Well, thanks to the Internet, now it can be told. Dave last ate meat on June 25, 1990, the same day Romania eliminated Ireland on penalty kicks in the Round of 16. I remember quite a bit from that day, and that tournament. Not every group game was televised, on ESPN, but every knockout game was. For a soccer nut who was getting only the semi-finals and finals up to that point, this was Nirvana. At the time, I was 26 and working as city editor at a daily newspaper, which meant I didn’t go to work until 5 p.m. As Italy was 6 hours ahead I could get up and watch World Cup matches all day long before heading to the newsroom. Fabulous.
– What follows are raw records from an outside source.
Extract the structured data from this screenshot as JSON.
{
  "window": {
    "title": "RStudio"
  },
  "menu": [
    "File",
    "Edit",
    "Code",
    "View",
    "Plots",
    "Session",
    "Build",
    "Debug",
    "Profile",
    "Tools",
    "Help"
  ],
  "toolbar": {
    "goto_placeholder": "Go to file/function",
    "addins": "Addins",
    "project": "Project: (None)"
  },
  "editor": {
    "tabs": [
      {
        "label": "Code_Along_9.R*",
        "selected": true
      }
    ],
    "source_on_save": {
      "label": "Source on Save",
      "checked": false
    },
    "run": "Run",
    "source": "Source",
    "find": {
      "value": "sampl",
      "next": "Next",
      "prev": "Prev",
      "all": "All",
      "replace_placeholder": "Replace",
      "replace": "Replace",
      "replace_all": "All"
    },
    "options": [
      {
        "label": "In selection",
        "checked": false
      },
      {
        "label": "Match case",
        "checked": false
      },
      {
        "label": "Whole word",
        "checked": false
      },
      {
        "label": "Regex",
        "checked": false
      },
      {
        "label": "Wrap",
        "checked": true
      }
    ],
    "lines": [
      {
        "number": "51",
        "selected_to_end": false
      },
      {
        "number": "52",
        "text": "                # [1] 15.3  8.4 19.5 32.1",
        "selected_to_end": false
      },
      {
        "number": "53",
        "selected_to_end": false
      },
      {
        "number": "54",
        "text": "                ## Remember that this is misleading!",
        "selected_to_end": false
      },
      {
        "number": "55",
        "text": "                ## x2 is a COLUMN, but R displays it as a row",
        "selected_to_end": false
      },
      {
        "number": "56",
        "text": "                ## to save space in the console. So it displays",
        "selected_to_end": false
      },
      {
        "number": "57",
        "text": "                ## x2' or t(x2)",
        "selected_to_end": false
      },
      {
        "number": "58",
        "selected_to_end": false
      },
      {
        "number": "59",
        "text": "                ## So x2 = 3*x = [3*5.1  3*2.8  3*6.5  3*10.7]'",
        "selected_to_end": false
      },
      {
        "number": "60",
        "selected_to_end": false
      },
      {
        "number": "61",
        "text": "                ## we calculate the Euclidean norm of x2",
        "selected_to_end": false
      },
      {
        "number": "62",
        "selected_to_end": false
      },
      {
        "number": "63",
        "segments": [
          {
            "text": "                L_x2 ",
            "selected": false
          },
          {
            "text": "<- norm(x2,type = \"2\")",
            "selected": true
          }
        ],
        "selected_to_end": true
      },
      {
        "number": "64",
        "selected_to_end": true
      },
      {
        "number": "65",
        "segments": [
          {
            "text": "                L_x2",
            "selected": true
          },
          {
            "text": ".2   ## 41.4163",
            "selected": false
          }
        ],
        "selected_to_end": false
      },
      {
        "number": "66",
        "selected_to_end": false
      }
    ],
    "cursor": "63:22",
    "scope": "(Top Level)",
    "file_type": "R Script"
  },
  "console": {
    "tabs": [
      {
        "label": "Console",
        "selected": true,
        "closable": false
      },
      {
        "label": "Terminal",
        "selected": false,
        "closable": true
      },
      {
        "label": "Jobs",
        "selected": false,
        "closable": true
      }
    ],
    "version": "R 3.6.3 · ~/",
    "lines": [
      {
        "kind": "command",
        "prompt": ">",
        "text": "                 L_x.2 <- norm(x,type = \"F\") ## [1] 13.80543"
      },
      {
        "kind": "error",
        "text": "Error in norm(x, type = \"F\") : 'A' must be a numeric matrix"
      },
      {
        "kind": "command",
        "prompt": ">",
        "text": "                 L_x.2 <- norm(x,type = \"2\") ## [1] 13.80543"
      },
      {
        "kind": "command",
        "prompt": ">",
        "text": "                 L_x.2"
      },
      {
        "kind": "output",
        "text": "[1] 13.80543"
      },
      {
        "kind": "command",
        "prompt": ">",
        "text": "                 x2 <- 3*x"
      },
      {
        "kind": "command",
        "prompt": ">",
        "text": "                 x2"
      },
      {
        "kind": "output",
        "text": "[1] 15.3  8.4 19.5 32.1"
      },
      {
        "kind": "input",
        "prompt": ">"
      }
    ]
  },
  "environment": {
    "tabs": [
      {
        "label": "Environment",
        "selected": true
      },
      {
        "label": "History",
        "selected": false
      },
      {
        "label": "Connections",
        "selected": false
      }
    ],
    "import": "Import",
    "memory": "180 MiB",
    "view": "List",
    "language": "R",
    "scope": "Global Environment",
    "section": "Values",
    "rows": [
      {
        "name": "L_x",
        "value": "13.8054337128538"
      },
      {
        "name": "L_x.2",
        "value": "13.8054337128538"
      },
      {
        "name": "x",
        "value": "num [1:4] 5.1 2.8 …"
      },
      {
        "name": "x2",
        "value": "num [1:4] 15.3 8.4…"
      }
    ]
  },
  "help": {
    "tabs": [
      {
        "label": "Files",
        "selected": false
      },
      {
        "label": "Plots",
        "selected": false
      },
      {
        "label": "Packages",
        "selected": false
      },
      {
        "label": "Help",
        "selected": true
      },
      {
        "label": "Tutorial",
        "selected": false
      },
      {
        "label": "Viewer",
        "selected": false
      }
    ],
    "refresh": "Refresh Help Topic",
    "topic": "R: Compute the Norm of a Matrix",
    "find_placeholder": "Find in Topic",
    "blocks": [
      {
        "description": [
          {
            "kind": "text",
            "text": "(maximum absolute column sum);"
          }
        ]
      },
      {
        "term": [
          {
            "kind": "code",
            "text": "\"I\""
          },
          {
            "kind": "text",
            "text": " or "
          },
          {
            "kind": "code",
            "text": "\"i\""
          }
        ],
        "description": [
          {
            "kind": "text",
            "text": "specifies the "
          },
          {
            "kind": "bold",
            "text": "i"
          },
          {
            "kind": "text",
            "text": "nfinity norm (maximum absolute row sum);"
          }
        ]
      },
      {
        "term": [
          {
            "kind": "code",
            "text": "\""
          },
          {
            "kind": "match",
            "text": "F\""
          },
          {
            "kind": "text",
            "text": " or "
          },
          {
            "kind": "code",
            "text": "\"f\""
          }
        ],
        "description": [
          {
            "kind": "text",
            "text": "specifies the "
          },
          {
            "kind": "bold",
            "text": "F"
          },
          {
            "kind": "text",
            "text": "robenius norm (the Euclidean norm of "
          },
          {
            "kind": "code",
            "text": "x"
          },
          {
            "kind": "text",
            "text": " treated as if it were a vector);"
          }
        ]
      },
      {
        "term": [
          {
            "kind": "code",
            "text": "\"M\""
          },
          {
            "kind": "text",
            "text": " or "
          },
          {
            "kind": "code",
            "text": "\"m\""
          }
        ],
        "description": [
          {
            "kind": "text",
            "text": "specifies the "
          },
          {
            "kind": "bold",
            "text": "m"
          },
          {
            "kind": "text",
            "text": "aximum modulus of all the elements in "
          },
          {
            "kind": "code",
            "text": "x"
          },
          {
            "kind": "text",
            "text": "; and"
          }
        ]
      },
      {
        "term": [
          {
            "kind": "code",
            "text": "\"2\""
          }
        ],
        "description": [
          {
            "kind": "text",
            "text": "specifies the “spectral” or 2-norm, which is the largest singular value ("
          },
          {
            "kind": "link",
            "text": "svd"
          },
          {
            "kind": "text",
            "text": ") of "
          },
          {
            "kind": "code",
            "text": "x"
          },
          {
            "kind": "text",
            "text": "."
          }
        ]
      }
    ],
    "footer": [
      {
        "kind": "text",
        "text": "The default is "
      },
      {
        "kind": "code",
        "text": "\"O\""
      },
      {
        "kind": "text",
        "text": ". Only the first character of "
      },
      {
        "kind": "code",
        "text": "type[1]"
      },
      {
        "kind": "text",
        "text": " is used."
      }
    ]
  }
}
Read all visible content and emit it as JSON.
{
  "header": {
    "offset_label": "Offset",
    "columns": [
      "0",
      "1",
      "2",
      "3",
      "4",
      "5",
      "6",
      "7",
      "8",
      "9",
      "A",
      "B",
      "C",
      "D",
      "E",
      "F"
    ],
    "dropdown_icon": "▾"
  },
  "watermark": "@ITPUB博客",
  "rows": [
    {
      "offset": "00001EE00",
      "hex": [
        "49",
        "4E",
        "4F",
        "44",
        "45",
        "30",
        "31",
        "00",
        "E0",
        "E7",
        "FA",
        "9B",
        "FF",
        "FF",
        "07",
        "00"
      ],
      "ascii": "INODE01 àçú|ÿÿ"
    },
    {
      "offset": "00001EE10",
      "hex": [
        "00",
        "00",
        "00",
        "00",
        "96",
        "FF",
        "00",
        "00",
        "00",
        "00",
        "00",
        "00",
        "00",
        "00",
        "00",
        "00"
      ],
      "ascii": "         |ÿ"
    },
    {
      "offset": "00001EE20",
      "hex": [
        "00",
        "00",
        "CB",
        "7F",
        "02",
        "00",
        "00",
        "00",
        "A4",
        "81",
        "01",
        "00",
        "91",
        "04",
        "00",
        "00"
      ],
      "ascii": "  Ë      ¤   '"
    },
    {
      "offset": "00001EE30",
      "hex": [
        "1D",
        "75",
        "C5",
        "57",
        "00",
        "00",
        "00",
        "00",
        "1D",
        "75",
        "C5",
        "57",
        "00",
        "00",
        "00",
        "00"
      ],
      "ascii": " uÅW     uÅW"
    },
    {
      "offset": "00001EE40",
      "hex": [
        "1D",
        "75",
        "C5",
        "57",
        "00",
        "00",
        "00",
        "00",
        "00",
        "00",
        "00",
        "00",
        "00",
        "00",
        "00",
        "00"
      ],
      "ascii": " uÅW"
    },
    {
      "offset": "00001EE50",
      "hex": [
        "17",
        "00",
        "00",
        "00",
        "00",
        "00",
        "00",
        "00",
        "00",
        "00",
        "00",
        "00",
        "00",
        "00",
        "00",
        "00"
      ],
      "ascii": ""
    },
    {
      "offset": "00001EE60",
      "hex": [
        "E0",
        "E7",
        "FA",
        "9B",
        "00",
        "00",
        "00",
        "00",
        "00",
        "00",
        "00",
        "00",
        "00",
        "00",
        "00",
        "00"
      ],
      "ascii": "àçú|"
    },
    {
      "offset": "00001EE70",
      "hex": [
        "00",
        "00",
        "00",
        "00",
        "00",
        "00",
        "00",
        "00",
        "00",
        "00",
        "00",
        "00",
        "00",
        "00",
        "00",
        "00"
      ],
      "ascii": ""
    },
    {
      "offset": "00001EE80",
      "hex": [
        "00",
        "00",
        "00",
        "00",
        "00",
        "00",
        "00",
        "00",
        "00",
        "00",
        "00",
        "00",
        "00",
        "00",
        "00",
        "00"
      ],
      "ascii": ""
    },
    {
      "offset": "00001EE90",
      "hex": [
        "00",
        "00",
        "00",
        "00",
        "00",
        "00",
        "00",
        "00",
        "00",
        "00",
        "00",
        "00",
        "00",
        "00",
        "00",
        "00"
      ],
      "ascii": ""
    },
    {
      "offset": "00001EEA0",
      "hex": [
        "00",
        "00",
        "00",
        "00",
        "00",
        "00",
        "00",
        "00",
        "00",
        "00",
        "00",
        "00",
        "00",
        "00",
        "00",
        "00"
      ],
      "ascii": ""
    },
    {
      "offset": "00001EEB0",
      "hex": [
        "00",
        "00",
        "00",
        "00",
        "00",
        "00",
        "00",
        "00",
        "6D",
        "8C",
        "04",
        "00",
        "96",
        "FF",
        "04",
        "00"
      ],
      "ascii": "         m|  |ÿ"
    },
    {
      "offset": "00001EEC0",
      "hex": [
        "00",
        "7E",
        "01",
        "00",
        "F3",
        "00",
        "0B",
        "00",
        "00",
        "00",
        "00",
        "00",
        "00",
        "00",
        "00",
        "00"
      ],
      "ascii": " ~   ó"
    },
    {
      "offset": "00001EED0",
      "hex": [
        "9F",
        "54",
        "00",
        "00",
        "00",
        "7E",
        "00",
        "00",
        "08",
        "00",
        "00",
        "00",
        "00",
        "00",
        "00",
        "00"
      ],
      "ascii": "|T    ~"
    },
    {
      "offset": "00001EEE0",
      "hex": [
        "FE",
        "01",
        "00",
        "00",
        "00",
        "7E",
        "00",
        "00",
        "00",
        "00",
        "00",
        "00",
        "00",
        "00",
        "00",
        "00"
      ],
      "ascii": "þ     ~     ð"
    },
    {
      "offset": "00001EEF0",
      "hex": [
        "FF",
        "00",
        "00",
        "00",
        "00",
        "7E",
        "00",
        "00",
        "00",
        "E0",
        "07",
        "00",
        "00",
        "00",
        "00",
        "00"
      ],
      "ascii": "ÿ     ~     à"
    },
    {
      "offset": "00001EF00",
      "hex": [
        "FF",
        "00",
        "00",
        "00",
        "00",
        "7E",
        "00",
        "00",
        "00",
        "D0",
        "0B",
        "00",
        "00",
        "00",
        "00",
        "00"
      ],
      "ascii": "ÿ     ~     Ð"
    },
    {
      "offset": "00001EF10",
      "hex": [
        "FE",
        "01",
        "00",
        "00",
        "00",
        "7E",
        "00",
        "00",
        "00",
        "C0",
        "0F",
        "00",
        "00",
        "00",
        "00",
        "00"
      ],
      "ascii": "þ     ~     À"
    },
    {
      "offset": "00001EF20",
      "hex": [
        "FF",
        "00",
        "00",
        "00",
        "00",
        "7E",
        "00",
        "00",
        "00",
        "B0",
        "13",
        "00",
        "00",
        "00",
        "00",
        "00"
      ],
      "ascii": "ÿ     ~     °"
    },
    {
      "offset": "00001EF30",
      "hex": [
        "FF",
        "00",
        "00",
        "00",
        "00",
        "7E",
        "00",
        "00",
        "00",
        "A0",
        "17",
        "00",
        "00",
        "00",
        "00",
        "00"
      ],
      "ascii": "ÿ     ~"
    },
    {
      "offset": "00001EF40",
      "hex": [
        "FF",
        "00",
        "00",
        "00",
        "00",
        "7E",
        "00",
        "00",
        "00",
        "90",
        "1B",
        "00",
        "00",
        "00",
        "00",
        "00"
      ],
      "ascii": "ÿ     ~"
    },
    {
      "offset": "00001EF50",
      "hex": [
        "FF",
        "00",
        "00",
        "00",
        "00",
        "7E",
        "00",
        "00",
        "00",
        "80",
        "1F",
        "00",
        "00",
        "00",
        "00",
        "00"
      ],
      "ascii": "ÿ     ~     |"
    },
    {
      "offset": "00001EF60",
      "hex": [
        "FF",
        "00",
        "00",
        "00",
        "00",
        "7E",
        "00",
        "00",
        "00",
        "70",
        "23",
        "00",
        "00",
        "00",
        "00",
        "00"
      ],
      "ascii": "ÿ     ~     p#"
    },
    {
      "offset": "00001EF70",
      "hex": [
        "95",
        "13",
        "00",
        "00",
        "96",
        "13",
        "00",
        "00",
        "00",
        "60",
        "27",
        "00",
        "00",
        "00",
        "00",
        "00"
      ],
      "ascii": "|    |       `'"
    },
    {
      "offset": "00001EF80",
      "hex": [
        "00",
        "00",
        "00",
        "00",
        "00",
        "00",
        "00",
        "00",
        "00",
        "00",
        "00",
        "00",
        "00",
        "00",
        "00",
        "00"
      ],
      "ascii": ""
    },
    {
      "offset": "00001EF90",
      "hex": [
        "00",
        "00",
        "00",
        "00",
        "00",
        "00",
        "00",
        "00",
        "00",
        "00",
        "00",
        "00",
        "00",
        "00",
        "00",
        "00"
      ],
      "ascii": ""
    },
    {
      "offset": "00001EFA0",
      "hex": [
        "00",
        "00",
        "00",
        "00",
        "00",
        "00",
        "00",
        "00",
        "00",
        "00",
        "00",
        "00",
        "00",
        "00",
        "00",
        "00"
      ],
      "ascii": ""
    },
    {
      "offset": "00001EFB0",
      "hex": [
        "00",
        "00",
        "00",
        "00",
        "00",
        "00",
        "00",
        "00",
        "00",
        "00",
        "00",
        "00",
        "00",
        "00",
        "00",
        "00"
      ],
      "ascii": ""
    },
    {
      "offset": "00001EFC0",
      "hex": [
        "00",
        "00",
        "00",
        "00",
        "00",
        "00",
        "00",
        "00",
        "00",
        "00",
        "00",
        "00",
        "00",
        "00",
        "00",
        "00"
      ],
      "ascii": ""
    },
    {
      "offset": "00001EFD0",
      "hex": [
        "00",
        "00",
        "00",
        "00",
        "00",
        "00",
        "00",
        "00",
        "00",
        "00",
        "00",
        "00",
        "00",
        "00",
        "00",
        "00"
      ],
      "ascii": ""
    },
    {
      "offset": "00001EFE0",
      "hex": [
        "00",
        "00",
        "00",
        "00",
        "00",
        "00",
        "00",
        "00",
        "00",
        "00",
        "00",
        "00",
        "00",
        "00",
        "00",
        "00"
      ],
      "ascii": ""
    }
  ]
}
One more delicious note from 1990: “That place” was The International, a fabulous pizza and sub shop that delivered — and delivered to my address with great frequency. That same day that Dave at his parting cheeseburger sub, I was in the shower and he was in the kitchen doing something when the delivery guy, Ahmed, walked in without ringing the doorbell, as was his custom. I was a regular customer; we had an understanding. With Dave looking on, Ahmed proceeds to set the food on coffee table, sit himself down in front of the television set and take a hit off the bong that was a fixture on said coffee table in that apartment. Dave, who knew nothing of our understanding, was understandably taken aback and hid in the kitchen until I emerged from the bathroom. I’ve always loved that memory, and was only too happy to add the cheeseburger sub aspect.